In the DOE-funded clean coal-to-liquids project, ICRC and Syntroleum will assess a cobalt-based FT catalyst for converting coal-derived synthesis gas to high hydrogen-content liquids, with an eye to producing research quantities of these liquids. Researchers will evaluate commercially available coal gasification and synthesis gas cleanup technologies. They then will seek to integrate these technologies with Syntroleum's cobalt-catalyst-based FT process as a precursor to an eventual commercial-scale CTL plant. In addition, engineering and economic analysis will be undertaken to assess the commercial feasibility of such a plant in a coal-producing state.
The 24-month CTL project will field-test research quantities of the liquids produced from coal-derived synthesis gas using the cobalt-catalyst FT process. The research volumes of coal-derived liquids produced during the project will be further processed into a range of products for end-use studies. These studies will include evaluation of these high hydrogen-content liquid fuels, such as:

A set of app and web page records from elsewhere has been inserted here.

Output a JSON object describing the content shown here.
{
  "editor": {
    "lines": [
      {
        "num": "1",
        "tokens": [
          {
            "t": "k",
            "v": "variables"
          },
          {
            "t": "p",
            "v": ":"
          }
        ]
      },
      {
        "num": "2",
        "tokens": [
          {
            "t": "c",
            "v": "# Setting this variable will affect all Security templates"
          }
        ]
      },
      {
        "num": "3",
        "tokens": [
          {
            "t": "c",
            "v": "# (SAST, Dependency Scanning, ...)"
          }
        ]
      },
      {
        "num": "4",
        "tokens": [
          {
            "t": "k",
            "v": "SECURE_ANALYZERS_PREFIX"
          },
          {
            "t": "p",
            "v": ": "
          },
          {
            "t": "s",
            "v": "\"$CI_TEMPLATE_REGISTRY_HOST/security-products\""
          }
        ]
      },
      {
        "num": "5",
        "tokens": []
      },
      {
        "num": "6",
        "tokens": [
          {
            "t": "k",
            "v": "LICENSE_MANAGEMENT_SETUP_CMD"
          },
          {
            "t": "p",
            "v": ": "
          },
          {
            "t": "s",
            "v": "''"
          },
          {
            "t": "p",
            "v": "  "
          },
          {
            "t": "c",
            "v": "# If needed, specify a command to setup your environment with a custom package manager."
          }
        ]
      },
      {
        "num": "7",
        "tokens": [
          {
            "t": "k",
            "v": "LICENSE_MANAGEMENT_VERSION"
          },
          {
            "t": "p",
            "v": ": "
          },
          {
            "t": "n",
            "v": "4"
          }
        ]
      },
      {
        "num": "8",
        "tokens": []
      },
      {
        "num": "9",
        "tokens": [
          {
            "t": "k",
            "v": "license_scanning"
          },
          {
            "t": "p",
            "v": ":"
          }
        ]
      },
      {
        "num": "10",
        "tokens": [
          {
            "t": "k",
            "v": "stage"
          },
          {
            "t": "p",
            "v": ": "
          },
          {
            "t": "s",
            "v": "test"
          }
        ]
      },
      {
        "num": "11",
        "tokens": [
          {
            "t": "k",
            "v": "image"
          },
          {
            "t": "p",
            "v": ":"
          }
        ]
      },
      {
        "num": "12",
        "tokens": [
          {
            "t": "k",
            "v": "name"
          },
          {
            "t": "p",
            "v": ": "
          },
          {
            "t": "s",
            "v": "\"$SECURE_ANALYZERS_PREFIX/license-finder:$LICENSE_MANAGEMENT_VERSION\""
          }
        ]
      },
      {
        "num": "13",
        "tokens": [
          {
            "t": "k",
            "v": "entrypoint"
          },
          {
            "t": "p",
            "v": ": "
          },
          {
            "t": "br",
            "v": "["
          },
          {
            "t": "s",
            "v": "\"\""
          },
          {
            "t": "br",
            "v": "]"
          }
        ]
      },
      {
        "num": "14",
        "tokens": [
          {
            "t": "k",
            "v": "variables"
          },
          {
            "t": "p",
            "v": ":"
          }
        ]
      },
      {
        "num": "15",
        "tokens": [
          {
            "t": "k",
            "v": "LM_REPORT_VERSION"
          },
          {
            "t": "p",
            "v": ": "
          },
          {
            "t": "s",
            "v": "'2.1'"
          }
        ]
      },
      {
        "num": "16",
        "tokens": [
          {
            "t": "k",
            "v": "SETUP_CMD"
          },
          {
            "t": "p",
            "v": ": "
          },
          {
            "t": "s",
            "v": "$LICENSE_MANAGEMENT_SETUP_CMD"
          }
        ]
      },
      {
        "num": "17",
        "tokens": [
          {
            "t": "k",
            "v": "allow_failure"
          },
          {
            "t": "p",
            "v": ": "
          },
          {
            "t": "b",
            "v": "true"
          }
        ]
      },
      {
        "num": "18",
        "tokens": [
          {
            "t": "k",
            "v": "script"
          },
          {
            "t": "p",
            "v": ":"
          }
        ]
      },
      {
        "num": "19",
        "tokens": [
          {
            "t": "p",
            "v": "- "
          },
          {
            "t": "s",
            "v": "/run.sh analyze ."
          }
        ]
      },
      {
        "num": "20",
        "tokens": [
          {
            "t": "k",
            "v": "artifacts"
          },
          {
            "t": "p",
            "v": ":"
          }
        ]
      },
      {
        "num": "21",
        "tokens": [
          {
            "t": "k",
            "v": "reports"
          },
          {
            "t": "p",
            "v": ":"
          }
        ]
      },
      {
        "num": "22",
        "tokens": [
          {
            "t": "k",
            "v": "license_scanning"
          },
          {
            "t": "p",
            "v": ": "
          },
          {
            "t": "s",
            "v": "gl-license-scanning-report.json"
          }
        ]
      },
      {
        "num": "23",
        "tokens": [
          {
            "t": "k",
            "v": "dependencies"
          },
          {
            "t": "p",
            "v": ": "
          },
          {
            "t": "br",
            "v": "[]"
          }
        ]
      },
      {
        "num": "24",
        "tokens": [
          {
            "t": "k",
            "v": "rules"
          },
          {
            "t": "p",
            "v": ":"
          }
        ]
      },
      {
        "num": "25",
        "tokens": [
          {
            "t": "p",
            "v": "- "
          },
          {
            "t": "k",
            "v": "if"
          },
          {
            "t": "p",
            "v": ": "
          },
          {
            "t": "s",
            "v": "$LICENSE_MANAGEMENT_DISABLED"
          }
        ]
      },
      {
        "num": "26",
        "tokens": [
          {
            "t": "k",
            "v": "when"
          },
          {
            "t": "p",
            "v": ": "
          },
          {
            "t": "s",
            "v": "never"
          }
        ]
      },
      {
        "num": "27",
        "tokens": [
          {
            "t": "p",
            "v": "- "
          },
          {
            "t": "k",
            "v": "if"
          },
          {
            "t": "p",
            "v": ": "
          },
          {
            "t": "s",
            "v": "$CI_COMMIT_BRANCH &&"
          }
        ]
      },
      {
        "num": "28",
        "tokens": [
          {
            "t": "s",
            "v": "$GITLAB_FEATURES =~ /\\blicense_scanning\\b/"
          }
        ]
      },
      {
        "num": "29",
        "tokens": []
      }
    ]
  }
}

Such field tests are intended to enhance public awareness and market acceptance of the environmental and energy security benefits of CTL transportation fuels and the potential for using these fuels as an easily handled source of hydrogen in reformer/fuel cell systems.
|Contact: David Anna, DOE/NETL, 412-386-4646|